> **Directions for this task**
Wherever "норм" occurs in the entries, copy the line that holds it.

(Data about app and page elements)

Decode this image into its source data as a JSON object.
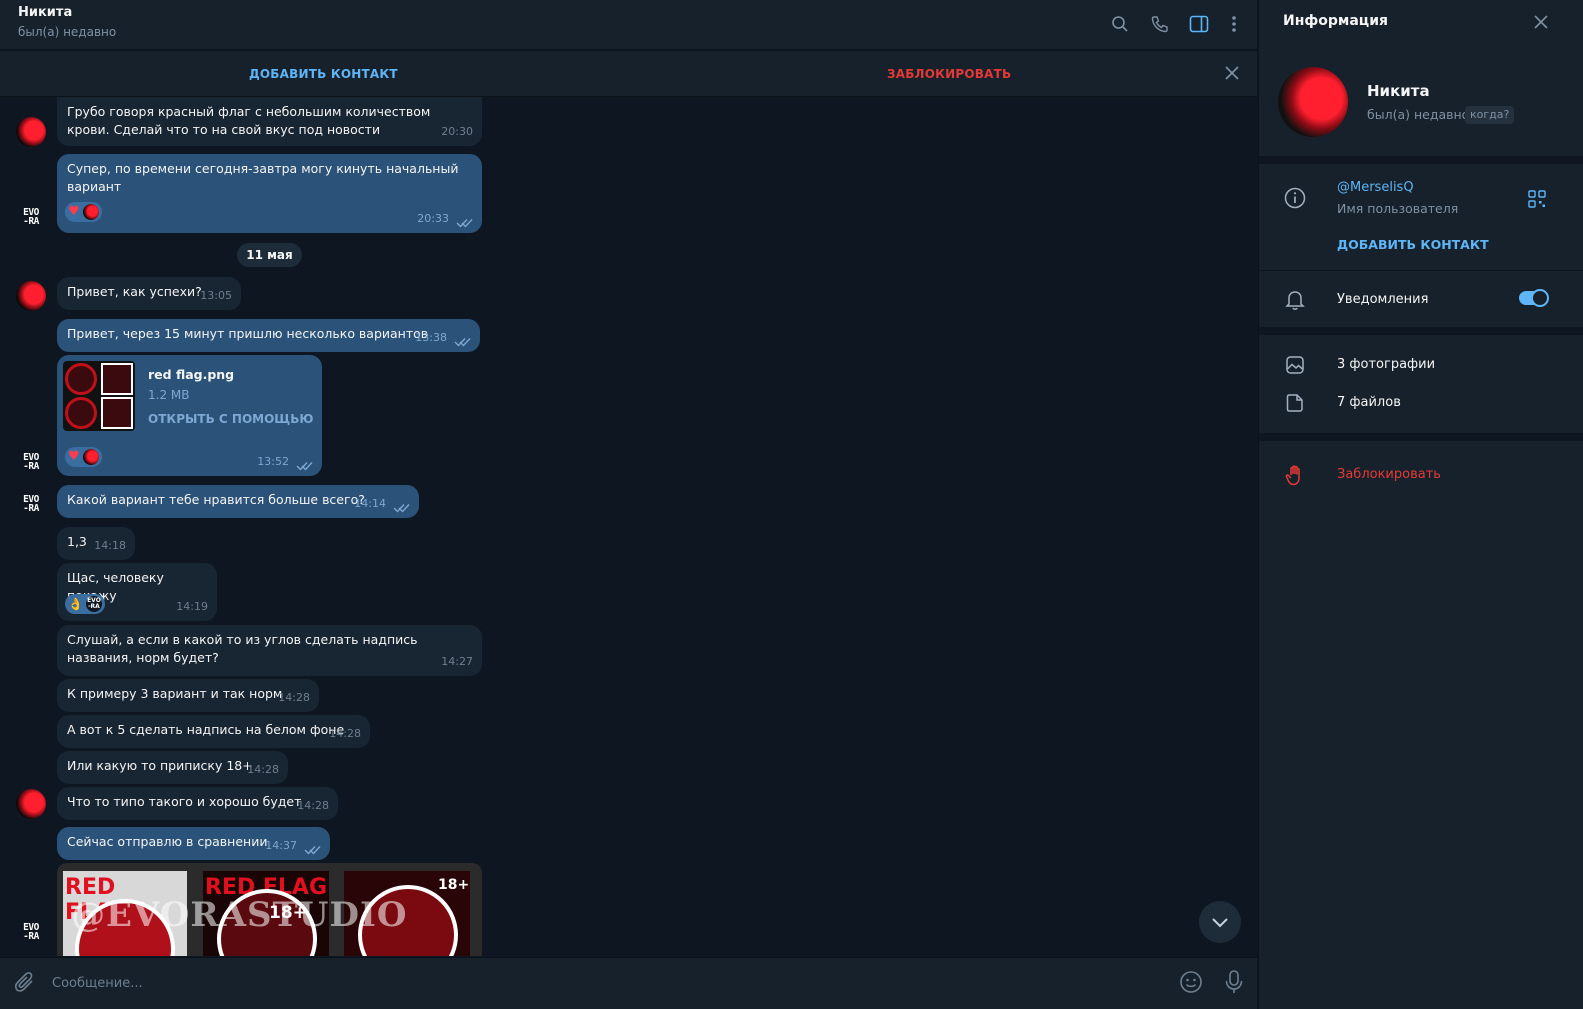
{
  "chat": {
    "title": "Никита",
    "status": "был(а) недавно"
  },
  "action_bar": {
    "add_contact": "ДОБАВИТЬ КОНТАКТ",
    "block": "ЗАБЛОКИРОВАТЬ"
  },
  "date_separator": "11 мая",
  "messages": [
    {
      "dir": "in",
      "text": "Грубо говоря красный флаг с небольшим количеством крови. Сделай что то на свой вкус под новости",
      "time": "20:30"
    },
    {
      "dir": "out",
      "text": "Супер, по времени сегодня-завтра могу кинуть начальный вариант",
      "time": "20:33",
      "reactions": [
        "heart"
      ]
    },
    {
      "dir": "in",
      "text": "Привет, как успехи?",
      "time": "13:05"
    },
    {
      "dir": "out",
      "text": "Привет, через 15 минут пришлю несколько вариантов",
      "time": "13:38"
    },
    {
      "dir": "out",
      "file_name": "red flag.png",
      "file_size": "1.2 MB",
      "file_action": "ОТКРЫТЬ С ПОМОЩЬЮ",
      "time": "13:52",
      "reactions": [
        "heart"
      ]
    },
    {
      "dir": "out",
      "text": "Какой вариант тебе нравится больше всего?",
      "time": "14:14"
    },
    {
      "dir": "in",
      "text": "1,3",
      "time": "14:18"
    },
    {
      "dir": "in",
      "text": "Щас, человеку покажу",
      "time": "14:19",
      "reactions": [
        "ok-hand"
      ]
    },
    {
      "dir": "in",
      "text": "Слушай, а если в какой то из углов сделать надпись названия, норм будет?",
      "time": "14:27"
    },
    {
      "dir": "in",
      "text": "К примеру 3 вариант и так норм",
      "time": "14:28"
    },
    {
      "dir": "in",
      "text": "А вот к 5 сделать надпись на белом фоне",
      "time": "14:28"
    },
    {
      "dir": "in",
      "text": "Или какую то приписку 18+",
      "time": "14:28"
    },
    {
      "dir": "in",
      "text": "Что то типо такого и хорошо будет",
      "time": "14:28"
    },
    {
      "dir": "out",
      "text": "Сейчас отправлю в сравнении",
      "time": "14:37"
    }
  ],
  "images_preview": {
    "watermark": "@EVORASTUDIO",
    "thumb_text": "RED FLAG",
    "badge": "18+"
  },
  "composer": {
    "placeholder": "Сообщение..."
  },
  "info": {
    "title": "Информация",
    "name": "Никита",
    "status": "был(а) недавно",
    "when_badge": "когда?",
    "username": "@MerselisQ",
    "username_label": "Имя пользователя",
    "add_contact": "ДОБАВИТЬ КОНТАКТ",
    "notifications": "Уведомления",
    "notifications_on": true,
    "photos": "3 фотографии",
    "files": "7 файлов",
    "block": "Заблокировать"
  },
  "avatar_text": "EVO\n-RA",
  "colors": {
    "bg": "#0e1621",
    "panel": "#17212b",
    "bubble_in": "#182533",
    "bubble_out": "#2b5278",
    "accent": "#5eb5f7",
    "danger": "#e53935"
  }
}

> **Written answer**
      "text": "Слушай, а если в какой то из углов сделать надпись названия, норм будет?",
      "text": "К примеру 3 вариант и так норм",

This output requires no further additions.